:: Try it ::
For the string "this", find every matching line in the records and copy it.

(Excerpts from an interface dataset)
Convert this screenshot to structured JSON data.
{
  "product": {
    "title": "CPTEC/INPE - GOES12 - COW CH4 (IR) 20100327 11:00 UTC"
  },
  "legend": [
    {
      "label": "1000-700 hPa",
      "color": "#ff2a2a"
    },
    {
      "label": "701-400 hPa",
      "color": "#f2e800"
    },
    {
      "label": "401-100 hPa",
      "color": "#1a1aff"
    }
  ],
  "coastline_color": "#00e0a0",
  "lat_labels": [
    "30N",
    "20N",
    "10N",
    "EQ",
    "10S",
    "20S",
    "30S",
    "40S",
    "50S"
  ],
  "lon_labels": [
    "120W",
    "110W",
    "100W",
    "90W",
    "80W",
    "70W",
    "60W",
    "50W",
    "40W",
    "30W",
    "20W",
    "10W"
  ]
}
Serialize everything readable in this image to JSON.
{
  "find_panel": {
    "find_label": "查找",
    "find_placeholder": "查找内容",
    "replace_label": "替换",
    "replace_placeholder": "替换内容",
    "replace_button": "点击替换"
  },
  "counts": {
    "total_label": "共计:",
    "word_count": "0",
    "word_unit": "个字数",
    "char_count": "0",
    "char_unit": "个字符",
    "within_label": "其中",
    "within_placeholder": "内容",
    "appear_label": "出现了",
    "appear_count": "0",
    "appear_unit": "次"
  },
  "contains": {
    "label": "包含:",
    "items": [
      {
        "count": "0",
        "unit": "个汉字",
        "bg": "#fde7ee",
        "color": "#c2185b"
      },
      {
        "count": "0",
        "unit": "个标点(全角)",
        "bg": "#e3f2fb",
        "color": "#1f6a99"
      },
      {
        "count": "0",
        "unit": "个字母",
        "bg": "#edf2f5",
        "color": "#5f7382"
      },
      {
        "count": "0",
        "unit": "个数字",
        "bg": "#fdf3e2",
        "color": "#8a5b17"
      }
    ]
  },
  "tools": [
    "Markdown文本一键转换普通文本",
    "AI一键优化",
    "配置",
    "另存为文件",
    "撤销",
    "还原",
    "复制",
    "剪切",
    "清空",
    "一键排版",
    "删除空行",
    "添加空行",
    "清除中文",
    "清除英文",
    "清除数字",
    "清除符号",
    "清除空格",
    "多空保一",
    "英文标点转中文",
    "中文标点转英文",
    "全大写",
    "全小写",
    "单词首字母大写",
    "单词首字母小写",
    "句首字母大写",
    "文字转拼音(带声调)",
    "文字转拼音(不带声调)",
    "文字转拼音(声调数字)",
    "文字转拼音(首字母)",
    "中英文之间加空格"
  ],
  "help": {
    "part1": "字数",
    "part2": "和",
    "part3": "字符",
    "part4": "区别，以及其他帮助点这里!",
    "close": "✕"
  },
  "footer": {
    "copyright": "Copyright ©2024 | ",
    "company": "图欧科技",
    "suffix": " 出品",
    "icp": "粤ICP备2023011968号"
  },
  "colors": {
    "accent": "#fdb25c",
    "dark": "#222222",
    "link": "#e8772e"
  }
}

:: Exercise solution ::
Convert this screenshot to structured JSON data.
Serialize everything readable in this image to JSON.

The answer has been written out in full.